The Scotsman, 2 June 2006Jeremy Lovell
LONDON (Reuters) - A small 16th-century Florentine painting looted from a German museum during World War Two and given to a reporter as a "wedding gift" in 1952 has been returned to its rightful owner.
The portrait of Eleonora of Toledo by Alessandro Allori has been handed back to Berlin's Gemaeldegalerie after veteran BBC foreign correspondent Charles Wheeler asked the Commission for Looted Art in Europe (CLAE) to find out where it belonged.
"He had been carrying it around with him for years and was very fond with it but had no idea how important it was," Anne Webber, Co-chair of the Commission, told Reuters.
"It was given to him as a wedding gift by a farmer he knew who told him he had got it from a Russian soldier in exchange for two sacks of potatoes to make vodka," she said. "He wasn't married at the time but it made no difference to the farmer."
The non-profit CLAE specialises returning Nazi-looted art and artefacts to their original owners.
Webber contacted galleries in Germany with a description of the oil-on-wood painting that measures 12 cm (4.72 inches) by 16 cm on the chance it might ring a bell.
The Gemaeldegalerie, which holds one of the world's leading collections of European art from the 13th through the 18th centuries, promptly faxed back a photograph they had taken of the painting before putting it into storage in 1939.
Its collection includes masterpieces from such artists as Albrecht Dürer, Lucas Cranach, Raphael, Titian, Caravaggio, Peter Paul Rubens, and Rembrandt.
The gallery had believed that the missing painting had either been taken to Russia after the war or burnt.
"We are delighted to have made possible the identification and return of this lovely painting. This is the fourth of Germany's war losses whose return we have enabled in the last six months," Webber said.
"The gallery were very excited.
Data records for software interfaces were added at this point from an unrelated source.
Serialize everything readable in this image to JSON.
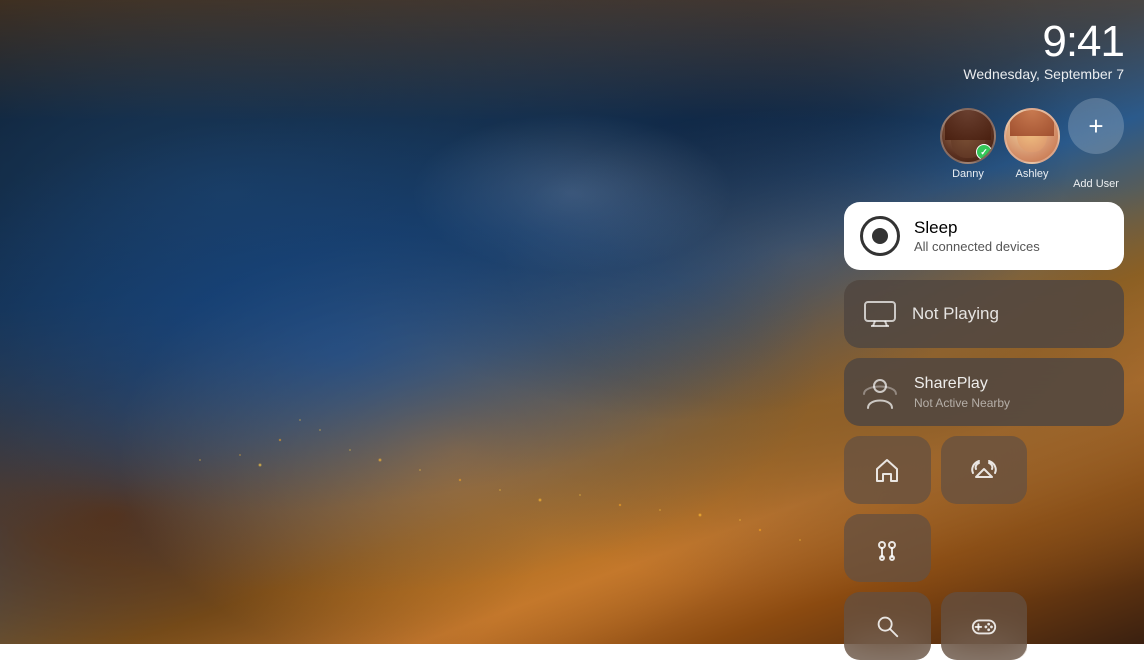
{
  "time": {
    "clock": "9:41",
    "date": "Wednesday, September 7"
  },
  "users": [
    {
      "id": "danny",
      "name": "Danny",
      "active": true
    },
    {
      "id": "ashley",
      "name": "Ashley",
      "active": false
    }
  ],
  "add_user_label": "+",
  "add_user_text": "Add User",
  "sleep_card": {
    "title": "Sleep",
    "subtitle": "All connected devices"
  },
  "not_playing_card": {
    "label": "Not Playing"
  },
  "shareplay_card": {
    "title": "SharePlay",
    "subtitle": "Not Active Nearby"
  },
  "icon_buttons": [
    {
      "id": "home",
      "icon": "home-icon"
    },
    {
      "id": "airplay",
      "icon": "airplay-icon"
    },
    {
      "id": "airpods",
      "icon": "airpods-icon"
    },
    {
      "id": "search",
      "icon": "search-icon"
    },
    {
      "id": "gamepad",
      "icon": "gamepad-icon"
    }
  ]
}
They had believed the picture had disappeared forever, and suddenly here it was," she added.
Klaus-Dieter Lehmann, president of the Prussian Cultural Heritage Foundation which covers all Berlin's state museums, said the return had raised hopes that other missing works could be located.
After some cleaning and a little restoration by the gallery, the painting that has travelled the world in Wheeler's luggage, will go on public display.